**Exercise objective:**
Examine each line of the data. Copy those that contain the string "July".

⟨

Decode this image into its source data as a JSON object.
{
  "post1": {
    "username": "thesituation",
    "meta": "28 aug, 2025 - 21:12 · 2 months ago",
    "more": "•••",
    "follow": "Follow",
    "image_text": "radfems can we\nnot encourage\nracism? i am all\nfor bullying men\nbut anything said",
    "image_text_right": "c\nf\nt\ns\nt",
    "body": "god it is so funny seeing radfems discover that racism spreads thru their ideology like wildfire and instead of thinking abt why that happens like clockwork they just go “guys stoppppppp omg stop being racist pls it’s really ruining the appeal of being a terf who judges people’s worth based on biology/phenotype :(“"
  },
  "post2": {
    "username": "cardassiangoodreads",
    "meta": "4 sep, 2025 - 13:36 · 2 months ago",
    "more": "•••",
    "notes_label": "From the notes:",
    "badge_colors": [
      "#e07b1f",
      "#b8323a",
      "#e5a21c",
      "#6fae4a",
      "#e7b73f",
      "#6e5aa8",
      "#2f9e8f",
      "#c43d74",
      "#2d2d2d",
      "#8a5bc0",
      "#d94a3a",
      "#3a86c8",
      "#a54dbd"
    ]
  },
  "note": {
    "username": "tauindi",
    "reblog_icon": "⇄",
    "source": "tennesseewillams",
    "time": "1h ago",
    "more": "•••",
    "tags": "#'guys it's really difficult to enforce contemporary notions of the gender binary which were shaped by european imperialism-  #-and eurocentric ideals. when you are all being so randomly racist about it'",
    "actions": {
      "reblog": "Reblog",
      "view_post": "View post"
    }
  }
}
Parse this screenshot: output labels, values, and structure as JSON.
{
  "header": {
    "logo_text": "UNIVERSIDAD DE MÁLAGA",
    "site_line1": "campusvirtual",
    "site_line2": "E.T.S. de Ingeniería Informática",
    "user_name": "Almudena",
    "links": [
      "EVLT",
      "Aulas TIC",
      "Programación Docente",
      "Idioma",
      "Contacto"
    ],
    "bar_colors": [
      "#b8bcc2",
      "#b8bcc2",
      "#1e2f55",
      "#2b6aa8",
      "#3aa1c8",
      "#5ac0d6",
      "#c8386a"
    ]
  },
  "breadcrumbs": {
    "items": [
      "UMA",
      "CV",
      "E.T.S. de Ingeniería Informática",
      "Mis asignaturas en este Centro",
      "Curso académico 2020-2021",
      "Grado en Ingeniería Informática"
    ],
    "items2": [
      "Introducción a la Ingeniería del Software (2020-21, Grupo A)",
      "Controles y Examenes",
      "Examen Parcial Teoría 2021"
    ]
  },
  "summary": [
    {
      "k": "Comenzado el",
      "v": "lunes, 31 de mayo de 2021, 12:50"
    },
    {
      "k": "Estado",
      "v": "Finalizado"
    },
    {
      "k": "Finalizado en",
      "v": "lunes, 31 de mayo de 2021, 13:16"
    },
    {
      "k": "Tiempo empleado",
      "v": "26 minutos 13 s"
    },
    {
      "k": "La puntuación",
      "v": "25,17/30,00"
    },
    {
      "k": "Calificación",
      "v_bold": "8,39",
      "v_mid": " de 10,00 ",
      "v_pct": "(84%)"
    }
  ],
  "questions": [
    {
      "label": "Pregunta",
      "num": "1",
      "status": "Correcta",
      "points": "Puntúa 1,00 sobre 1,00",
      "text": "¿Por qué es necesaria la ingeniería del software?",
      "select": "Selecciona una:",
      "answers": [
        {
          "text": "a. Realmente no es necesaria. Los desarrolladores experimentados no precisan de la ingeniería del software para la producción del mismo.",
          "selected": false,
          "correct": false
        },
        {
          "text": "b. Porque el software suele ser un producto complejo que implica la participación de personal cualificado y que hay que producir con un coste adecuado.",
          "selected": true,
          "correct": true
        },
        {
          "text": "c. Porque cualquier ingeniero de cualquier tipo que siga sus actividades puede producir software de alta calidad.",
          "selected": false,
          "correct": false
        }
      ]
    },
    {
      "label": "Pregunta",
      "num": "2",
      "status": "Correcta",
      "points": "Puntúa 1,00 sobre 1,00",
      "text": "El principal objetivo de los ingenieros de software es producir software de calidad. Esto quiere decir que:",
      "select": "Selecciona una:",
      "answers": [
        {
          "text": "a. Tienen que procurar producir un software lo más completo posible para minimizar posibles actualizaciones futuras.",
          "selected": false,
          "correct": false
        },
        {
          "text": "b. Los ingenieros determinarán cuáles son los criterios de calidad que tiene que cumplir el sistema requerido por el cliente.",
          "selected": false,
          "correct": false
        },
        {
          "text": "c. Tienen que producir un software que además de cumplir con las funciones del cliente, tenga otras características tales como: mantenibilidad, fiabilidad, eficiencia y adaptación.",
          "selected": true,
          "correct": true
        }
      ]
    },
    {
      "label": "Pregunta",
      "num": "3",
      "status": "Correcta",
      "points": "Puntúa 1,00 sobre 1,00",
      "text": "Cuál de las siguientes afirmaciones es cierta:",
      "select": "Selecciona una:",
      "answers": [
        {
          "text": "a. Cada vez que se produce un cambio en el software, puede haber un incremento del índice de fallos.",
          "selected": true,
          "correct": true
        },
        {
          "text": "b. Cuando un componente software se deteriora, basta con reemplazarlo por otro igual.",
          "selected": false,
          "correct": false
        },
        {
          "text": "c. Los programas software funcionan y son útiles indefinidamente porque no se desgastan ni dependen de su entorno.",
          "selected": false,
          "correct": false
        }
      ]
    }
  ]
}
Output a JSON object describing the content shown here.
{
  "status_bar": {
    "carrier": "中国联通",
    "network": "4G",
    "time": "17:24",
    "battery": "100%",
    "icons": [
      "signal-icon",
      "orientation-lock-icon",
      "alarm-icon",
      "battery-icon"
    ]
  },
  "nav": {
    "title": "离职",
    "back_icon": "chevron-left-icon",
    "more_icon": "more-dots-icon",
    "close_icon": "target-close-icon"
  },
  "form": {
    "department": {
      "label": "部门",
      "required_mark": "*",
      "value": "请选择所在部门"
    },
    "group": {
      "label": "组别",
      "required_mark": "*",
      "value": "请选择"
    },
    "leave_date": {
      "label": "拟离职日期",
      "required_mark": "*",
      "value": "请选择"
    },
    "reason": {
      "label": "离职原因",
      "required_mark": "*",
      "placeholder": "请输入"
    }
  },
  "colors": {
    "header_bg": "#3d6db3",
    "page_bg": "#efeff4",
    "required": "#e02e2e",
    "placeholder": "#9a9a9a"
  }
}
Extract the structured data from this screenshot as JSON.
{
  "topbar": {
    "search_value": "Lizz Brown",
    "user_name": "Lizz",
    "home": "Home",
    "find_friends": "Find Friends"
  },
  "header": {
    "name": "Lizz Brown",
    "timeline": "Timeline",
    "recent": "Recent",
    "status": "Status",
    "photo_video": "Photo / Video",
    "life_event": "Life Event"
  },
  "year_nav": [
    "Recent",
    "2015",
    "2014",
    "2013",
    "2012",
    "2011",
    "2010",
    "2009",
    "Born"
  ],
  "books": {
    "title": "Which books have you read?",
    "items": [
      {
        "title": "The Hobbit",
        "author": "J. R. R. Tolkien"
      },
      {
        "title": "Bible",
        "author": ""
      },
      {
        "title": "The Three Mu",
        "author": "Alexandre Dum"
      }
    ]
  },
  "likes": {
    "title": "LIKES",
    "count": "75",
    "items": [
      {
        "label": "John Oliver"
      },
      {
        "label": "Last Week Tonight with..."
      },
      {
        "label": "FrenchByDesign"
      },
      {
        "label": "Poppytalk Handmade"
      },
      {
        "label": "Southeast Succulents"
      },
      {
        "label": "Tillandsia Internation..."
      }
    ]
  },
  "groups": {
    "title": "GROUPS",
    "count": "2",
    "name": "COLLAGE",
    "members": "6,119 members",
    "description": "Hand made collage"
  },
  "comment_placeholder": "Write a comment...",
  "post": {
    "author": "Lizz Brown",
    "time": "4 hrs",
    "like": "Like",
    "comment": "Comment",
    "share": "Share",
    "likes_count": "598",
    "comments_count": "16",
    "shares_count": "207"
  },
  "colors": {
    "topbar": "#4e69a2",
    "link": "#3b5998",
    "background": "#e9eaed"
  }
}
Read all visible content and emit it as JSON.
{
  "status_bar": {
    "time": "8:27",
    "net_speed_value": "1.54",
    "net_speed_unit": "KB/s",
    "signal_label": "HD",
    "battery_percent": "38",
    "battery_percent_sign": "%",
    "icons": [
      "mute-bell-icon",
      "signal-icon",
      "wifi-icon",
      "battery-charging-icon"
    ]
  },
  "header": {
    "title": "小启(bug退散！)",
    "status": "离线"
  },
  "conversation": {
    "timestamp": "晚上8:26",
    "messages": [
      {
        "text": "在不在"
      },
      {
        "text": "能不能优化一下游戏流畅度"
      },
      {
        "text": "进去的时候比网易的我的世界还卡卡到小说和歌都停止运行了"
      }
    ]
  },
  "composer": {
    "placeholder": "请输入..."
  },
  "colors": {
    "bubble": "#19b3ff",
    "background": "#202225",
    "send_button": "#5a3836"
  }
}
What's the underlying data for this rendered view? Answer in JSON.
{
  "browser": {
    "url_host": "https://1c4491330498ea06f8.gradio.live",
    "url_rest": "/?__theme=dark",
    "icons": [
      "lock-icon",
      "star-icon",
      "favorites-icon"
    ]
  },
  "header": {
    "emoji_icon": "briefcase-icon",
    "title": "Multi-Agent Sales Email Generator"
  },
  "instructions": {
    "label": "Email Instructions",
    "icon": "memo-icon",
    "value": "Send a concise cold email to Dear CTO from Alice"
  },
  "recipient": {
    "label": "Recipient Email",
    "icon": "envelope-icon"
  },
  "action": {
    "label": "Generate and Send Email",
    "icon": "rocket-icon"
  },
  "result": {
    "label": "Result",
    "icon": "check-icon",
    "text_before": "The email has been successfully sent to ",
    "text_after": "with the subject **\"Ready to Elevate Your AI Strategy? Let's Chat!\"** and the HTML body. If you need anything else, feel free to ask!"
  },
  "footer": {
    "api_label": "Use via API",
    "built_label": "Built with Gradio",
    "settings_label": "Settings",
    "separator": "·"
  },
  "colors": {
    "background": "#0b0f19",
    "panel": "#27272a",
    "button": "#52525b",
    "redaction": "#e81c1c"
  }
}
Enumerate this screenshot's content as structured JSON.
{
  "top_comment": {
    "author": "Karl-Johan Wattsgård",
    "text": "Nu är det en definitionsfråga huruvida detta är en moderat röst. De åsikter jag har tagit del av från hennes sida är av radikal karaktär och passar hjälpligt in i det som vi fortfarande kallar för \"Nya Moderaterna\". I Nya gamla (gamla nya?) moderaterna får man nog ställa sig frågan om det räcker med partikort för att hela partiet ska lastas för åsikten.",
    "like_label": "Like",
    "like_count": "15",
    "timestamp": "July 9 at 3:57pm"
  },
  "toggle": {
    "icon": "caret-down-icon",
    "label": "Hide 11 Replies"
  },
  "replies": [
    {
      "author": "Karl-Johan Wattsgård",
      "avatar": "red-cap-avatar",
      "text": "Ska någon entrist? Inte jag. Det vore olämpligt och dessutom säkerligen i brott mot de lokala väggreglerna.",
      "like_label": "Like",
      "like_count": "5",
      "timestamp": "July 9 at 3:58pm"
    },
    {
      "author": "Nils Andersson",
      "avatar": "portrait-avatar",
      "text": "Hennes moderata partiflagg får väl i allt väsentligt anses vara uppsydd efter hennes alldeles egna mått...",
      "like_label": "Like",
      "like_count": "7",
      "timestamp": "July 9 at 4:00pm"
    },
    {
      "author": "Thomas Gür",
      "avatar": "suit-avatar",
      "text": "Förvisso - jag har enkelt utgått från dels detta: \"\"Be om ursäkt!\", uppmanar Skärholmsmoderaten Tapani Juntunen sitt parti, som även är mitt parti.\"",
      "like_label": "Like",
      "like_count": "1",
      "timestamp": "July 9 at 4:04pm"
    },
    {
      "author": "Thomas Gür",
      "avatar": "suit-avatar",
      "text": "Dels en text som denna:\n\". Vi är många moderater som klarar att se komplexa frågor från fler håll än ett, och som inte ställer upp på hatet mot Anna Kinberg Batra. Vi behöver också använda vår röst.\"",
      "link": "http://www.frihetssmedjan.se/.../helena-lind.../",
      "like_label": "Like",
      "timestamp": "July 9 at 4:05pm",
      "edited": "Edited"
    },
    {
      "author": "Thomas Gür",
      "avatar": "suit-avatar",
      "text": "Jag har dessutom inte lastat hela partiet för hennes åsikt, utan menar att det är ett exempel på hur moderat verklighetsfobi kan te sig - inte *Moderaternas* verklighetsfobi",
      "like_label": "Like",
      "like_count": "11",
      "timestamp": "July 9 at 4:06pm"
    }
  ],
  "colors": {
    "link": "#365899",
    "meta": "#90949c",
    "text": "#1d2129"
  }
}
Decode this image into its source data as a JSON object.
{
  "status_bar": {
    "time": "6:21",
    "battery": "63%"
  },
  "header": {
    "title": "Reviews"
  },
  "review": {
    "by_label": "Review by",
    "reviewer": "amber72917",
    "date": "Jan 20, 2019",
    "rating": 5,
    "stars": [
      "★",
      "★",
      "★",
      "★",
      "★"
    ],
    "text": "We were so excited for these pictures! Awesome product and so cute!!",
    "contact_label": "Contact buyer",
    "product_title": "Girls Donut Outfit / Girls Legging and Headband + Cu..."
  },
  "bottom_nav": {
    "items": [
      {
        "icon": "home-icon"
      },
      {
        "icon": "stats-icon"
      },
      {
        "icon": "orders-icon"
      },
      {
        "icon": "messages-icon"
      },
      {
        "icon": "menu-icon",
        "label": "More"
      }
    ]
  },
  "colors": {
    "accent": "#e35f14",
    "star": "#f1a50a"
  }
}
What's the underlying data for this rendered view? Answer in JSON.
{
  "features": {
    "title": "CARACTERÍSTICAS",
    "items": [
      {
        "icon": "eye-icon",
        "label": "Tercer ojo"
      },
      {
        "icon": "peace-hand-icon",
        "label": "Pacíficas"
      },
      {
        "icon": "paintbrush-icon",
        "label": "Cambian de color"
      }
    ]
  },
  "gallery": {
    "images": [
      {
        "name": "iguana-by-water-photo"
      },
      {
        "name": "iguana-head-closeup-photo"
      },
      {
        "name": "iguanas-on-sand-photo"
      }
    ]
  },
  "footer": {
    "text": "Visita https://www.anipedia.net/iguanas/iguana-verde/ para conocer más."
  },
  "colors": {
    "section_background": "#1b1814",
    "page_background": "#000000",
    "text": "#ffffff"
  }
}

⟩

**Answer space:**
    "timestamp": "July 9 at 3:57pm"
      "timestamp": "July 9 at 3:58pm"
      "timestamp": "July 9 at 4:00pm"
      "timestamp": "July 9 at 4:04pm"
      "timestamp": "July 9 at 4:05pm",
      "timestamp": "July 9 at 4:06pm"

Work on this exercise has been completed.